▶ **EXERCISE AIM**
The listing below is to be given again in full and word for word, without its images.

▶ **EXERCISE DATA**
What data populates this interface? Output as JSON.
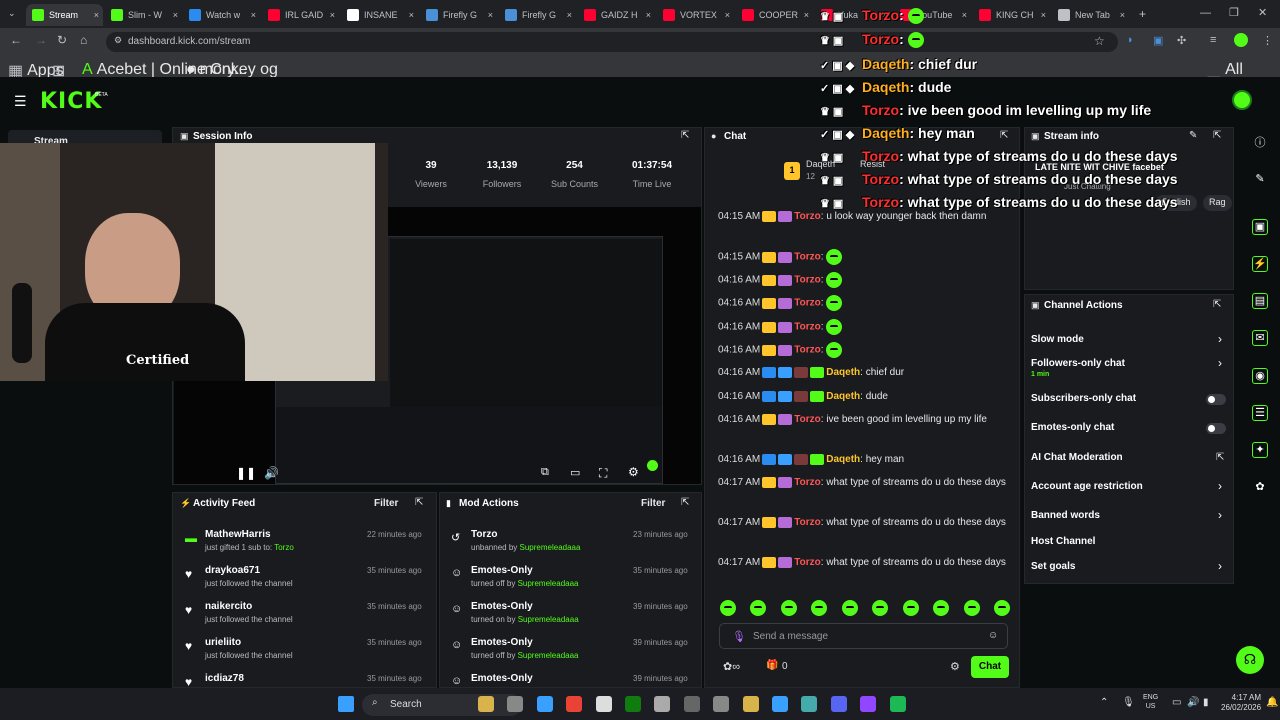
{
  "browser": {
    "tabs": [
      {
        "label": "Stream",
        "active": true,
        "color": "#53fc18"
      },
      {
        "label": "Slim - W",
        "color": "#53fc18"
      },
      {
        "label": "Watch w",
        "color": "#2a8cf0"
      },
      {
        "label": "IRL GAID",
        "color": "#ff0033"
      },
      {
        "label": "INSANE",
        "color": "#ffffff"
      },
      {
        "label": "Firefly G",
        "color": "#4a90d9"
      },
      {
        "label": "Firefly G",
        "color": "#4a90d9"
      },
      {
        "label": "GAIDZ H",
        "color": "#ff0033"
      },
      {
        "label": "VORTEX",
        "color": "#ff0033"
      },
      {
        "label": "COOPER",
        "color": "#ff0033"
      },
      {
        "label": "Yuka",
        "color": "#ff0033"
      },
      {
        "label": "YouTube",
        "color": "#ff0033"
      },
      {
        "label": "KING CH",
        "color": "#ff0033"
      },
      {
        "label": "New Tab",
        "color": "#bdc1c6"
      }
    ],
    "url": "dashboard.kick.com/stream",
    "bookmarks": [
      "Apps",
      "Acebet | Online Cry...",
      "monkey og"
    ],
    "all_bookmarks": "All Bookmarks"
  },
  "kick": {
    "logo": "KICK",
    "logo_sup": "BETA",
    "sidebar_label": "Stream"
  },
  "session": {
    "title": "Session Info",
    "stats": [
      {
        "value": "39",
        "label": "Viewers"
      },
      {
        "value": "13,139",
        "label": "Followers"
      },
      {
        "value": "254",
        "label": "Sub Counts"
      },
      {
        "value": "01:37:54",
        "label": "Time Live"
      }
    ]
  },
  "webcam": {
    "shirt": "Certified"
  },
  "activity": {
    "title": "Activity Feed",
    "filter": "Filter",
    "items": [
      {
        "name": "MathewHarris",
        "sub_pre": "just gifted ",
        "sub_mid": "1 sub to: ",
        "sub_user": "Torzo",
        "time": "22 minutes ago"
      },
      {
        "name": "draykoa671",
        "sub": "just followed the channel",
        "time": "35 minutes ago"
      },
      {
        "name": "naikercito",
        "sub": "just followed the channel",
        "time": "35 minutes ago"
      },
      {
        "name": "urieliito",
        "sub": "just followed the channel",
        "time": "35 minutes ago"
      },
      {
        "name": "icdiaz78",
        "sub": "",
        "time": "35 minutes ago"
      }
    ]
  },
  "mod": {
    "title": "Mod Actions",
    "filter": "Filter",
    "items": [
      {
        "name": "Torzo",
        "sub": "unbanned by ",
        "by": "Supremeleadaaa",
        "time": "23 minutes ago"
      },
      {
        "name": "Emotes-Only",
        "sub": "turned off by ",
        "by": "Supremeleadaaa",
        "time": "35 minutes ago"
      },
      {
        "name": "Emotes-Only",
        "sub": "turned on by ",
        "by": "Supremeleadaaa",
        "time": "39 minutes ago"
      },
      {
        "name": "Emotes-Only",
        "sub": "turned off by ",
        "by": "Supremeleadaaa",
        "time": "39 minutes ago"
      },
      {
        "name": "Emotes-Only",
        "sub": "",
        "by": "",
        "time": "39 minutes ago"
      }
    ]
  },
  "chat": {
    "title": "Chat",
    "pinned_user": "Daqeth",
    "pinned_badge": "12",
    "resist": "Resist",
    "messages": [
      {
        "time": "04:15 AM",
        "user": "Torzo",
        "color": "r",
        "text": "u look way younger back then damn"
      },
      {
        "time": "04:15 AM",
        "user": "Torzo",
        "color": "r",
        "emote": true
      },
      {
        "time": "04:16 AM",
        "user": "Torzo",
        "color": "r",
        "emote": true
      },
      {
        "time": "04:16 AM",
        "user": "Torzo",
        "color": "r",
        "emote": true
      },
      {
        "time": "04:16 AM",
        "user": "Torzo",
        "color": "r",
        "emote": true
      },
      {
        "time": "04:16 AM",
        "user": "Torzo",
        "color": "r",
        "emote": true
      },
      {
        "time": "04:16 AM",
        "user": "Daqeth",
        "color": "y",
        "text": "chief dur"
      },
      {
        "time": "04:16 AM",
        "user": "Daqeth",
        "color": "y",
        "text": "dude"
      },
      {
        "time": "04:16 AM",
        "user": "Torzo",
        "color": "r",
        "text": "ive been good im levelling up my life"
      },
      {
        "time": "04:16 AM",
        "user": "Daqeth",
        "color": "y",
        "text": "hey man"
      },
      {
        "time": "04:17 AM",
        "user": "Torzo",
        "color": "r",
        "text": "what type of streams do u do these days"
      },
      {
        "time": "04:17 AM",
        "user": "Torzo",
        "color": "r",
        "text": "what type of streams do u do these days"
      },
      {
        "time": "04:17 AM",
        "user": "Torzo",
        "color": "r",
        "text": "what type of streams do u do these days"
      }
    ],
    "placeholder": "Send a message",
    "count": "0",
    "send": "Chat"
  },
  "stream_info": {
    "title": "Stream info",
    "stream_title": "LATE NITE WIT CHIVE facebet",
    "category": "Just Chatting",
    "tags": [
      "English",
      "Rag"
    ]
  },
  "channel_actions": {
    "title": "Channel Actions",
    "items": [
      {
        "label": "Slow mode",
        "type": "chevron"
      },
      {
        "label": "Followers-only chat",
        "sub": "1 min",
        "type": "chevron"
      },
      {
        "label": "Subscribers-only chat",
        "type": "toggle"
      },
      {
        "label": "Emotes-only chat",
        "type": "toggle"
      },
      {
        "label": "AI Chat Moderation",
        "type": "external"
      },
      {
        "label": "Account age restriction",
        "type": "chevron"
      },
      {
        "label": "Banned words",
        "type": "chevron"
      },
      {
        "label": "Host Channel",
        "type": "none"
      },
      {
        "label": "Set goals",
        "type": "chevron"
      }
    ]
  },
  "overlay": [
    {
      "user": "Torzo",
      "color": "r",
      "text": ""
    },
    {
      "user": "Torzo",
      "color": "r",
      "text": ""
    },
    {
      "user": "Daqeth",
      "color": "y",
      "text": "chief dur"
    },
    {
      "user": "Daqeth",
      "color": "y",
      "text": "dude"
    },
    {
      "user": "Torzo",
      "color": "r",
      "text": "ive been good im levelling up my life"
    },
    {
      "user": "Daqeth",
      "color": "y",
      "text": "hey man"
    },
    {
      "user": "Torzo",
      "color": "r",
      "text": "what type of streams do u do these days"
    },
    {
      "user": "Torzo",
      "color": "r",
      "text": "what type of streams do u do these days"
    },
    {
      "user": "Torzo",
      "color": "r",
      "text": "what type of streams do u do these days"
    }
  ],
  "taskbar": {
    "search": "Search",
    "lang1": "ENG",
    "lang2": "US",
    "time": "4:17 AM",
    "date": "26/02/2026"
  }
}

▶ **WRITTEN RESPONSE**
What data populates this interface? Output as JSON.
{
  "browser": {
    "tabs": [
      {
        "label": "Stream",
        "active": true,
        "color": "#53fc18"
      },
      {
        "label": "Slim - W",
        "color": "#53fc18"
      },
      {
        "label": "Watch w",
        "color": "#2a8cf0"
      },
      {
        "label": "IRL GAID",
        "color": "#ff0033"
      },
      {
        "label": "INSANE",
        "color": "#ffffff"
      },
      {
        "label": "Firefly G",
        "color": "#4a90d9"
      },
      {
        "label": "Firefly G",
        "color": "#4a90d9"
      },
      {
        "label": "GAIDZ H",
        "color": "#ff0033"
      },
      {
        "label": "VORTEX",
        "color": "#ff0033"
      },
      {
        "label": "COOPER",
        "color": "#ff0033"
      },
      {
        "label": "Yuka",
        "color": "#ff0033"
      },
      {
        "label": "YouTube",
        "color": "#ff0033"
      },
      {
        "label": "KING CH",
        "color": "#ff0033"
      },
      {
        "label": "New Tab",
        "color": "#bdc1c6"
      }
    ],
    "url": "dashboard.kick.com/stream",
    "bookmarks": [
      "Apps",
      "Acebet | Online Cry...",
      "monkey og"
    ],
    "all_bookmarks": "All Bookmarks"
  },
  "kick": {
    "logo": "KICK",
    "logo_sup": "BETA",
    "sidebar_label": "Stream"
  },
  "session": {
    "title": "Session Info",
    "stats": [
      {
        "value": "39",
        "label": "Viewers"
      },
      {
        "value": "13,139",
        "label": "Followers"
      },
      {
        "value": "254",
        "label": "Sub Counts"
      },
      {
        "value": "01:37:54",
        "label": "Time Live"
      }
    ]
  },
  "webcam": {
    "shirt": "Certified"
  },
  "activity": {
    "title": "Activity Feed",
    "filter": "Filter",
    "items": [
      {
        "name": "MathewHarris",
        "sub_pre": "just gifted ",
        "sub_mid": "1 sub to: ",
        "sub_user": "Torzo",
        "time": "22 minutes ago"
      },
      {
        "name": "draykoa671",
        "sub": "just followed the channel",
        "time": "35 minutes ago"
      },
      {
        "name": "naikercito",
        "sub": "just followed the channel",
        "time": "35 minutes ago"
      },
      {
        "name": "urieliito",
        "sub": "just followed the channel",
        "time": "35 minutes ago"
      },
      {
        "name": "icdiaz78",
        "sub": "",
        "time": "35 minutes ago"
      }
    ]
  },
  "mod": {
    "title": "Mod Actions",
    "filter": "Filter",
    "items": [
      {
        "name": "Torzo",
        "sub": "unbanned by ",
        "by": "Supremeleadaaa",
        "time": "23 minutes ago"
      },
      {
        "name": "Emotes-Only",
        "sub": "turned off by ",
        "by": "Supremeleadaaa",
        "time": "35 minutes ago"
      },
      {
        "name": "Emotes-Only",
        "sub": "turned on by ",
        "by": "Supremeleadaaa",
        "time": "39 minutes ago"
      },
      {
        "name": "Emotes-Only",
        "sub": "turned off by ",
        "by": "Supremeleadaaa",
        "time": "39 minutes ago"
      },
      {
        "name": "Emotes-Only",
        "sub": "",
        "by": "",
        "time": "39 minutes ago"
      }
    ]
  },
  "chat": {
    "title": "Chat",
    "pinned_user": "Daqeth",
    "pinned_badge": "12",
    "resist": "Resist",
    "messages": [
      {
        "time": "04:15 AM",
        "user": "Torzo",
        "color": "r",
        "text": "u look way younger back then damn"
      },
      {
        "time": "04:15 AM",
        "user": "Torzo",
        "color": "r",
        "emote": true
      },
      {
        "time": "04:16 AM",
        "user": "Torzo",
        "color": "r",
        "emote": true
      },
      {
        "time": "04:16 AM",
        "user": "Torzo",
        "color": "r",
        "emote": true
      },
      {
        "time": "04:16 AM",
        "user": "Torzo",
        "color": "r",
        "emote": true
      },
      {
        "time": "04:16 AM",
        "user": "Torzo",
        "color": "r",
        "emote": true
      },
      {
        "time": "04:16 AM",
        "user": "Daqeth",
        "color": "y",
        "text": "chief dur"
      },
      {
        "time": "04:16 AM",
        "user": "Daqeth",
        "color": "y",
        "text": "dude"
      },
      {
        "time": "04:16 AM",
        "user": "Torzo",
        "color": "r",
        "text": "ive been good im levelling up my life"
      },
      {
        "time": "04:16 AM",
        "user": "Daqeth",
        "color": "y",
        "text": "hey man"
      },
      {
        "time": "04:17 AM",
        "user": "Torzo",
        "color": "r",
        "text": "what type of streams do u do these days"
      },
      {
        "time": "04:17 AM",
        "user": "Torzo",
        "color": "r",
        "text": "what type of streams do u do these days"
      },
      {
        "time": "04:17 AM",
        "user": "Torzo",
        "color": "r",
        "text": "what type of streams do u do these days"
      }
    ],
    "placeholder": "Send a message",
    "count": "0",
    "send": "Chat"
  },
  "stream_info": {
    "title": "Stream info",
    "stream_title": "LATE NITE WIT CHIVE facebet",
    "category": "Just Chatting",
    "tags": [
      "English",
      "Rag"
    ]
  },
  "channel_actions": {
    "title": "Channel Actions",
    "items": [
      {
        "label": "Slow mode",
        "type": "chevron"
      },
      {
        "label": "Followers-only chat",
        "sub": "1 min",
        "type": "chevron"
      },
      {
        "label": "Subscribers-only chat",
        "type": "toggle"
      },
      {
        "label": "Emotes-only chat",
        "type": "toggle"
      },
      {
        "label": "AI Chat Moderation",
        "type": "external"
      },
      {
        "label": "Account age restriction",
        "type": "chevron"
      },
      {
        "label": "Banned words",
        "type": "chevron"
      },
      {
        "label": "Host Channel",
        "type": "none"
      },
      {
        "label": "Set goals",
        "type": "chevron"
      }
    ]
  },
  "overlay": [
    {
      "user": "Torzo",
      "color": "r",
      "text": ""
    },
    {
      "user": "Torzo",
      "color": "r",
      "text": ""
    },
    {
      "user": "Daqeth",
      "color": "y",
      "text": "chief dur"
    },
    {
      "user": "Daqeth",
      "color": "y",
      "text": "dude"
    },
    {
      "user": "Torzo",
      "color": "r",
      "text": "ive been good im levelling up my life"
    },
    {
      "user": "Daqeth",
      "color": "y",
      "text": "hey man"
    },
    {
      "user": "Torzo",
      "color": "r",
      "text": "what type of streams do u do these days"
    },
    {
      "user": "Torzo",
      "color": "r",
      "text": "what type of streams do u do these days"
    },
    {
      "user": "Torzo",
      "color": "r",
      "text": "what type of streams do u do these days"
    }
  ],
  "taskbar": {
    "search": "Search",
    "lang1": "ENG",
    "lang2": "US",
    "time": "4:17 AM",
    "date": "26/02/2026"
  }
}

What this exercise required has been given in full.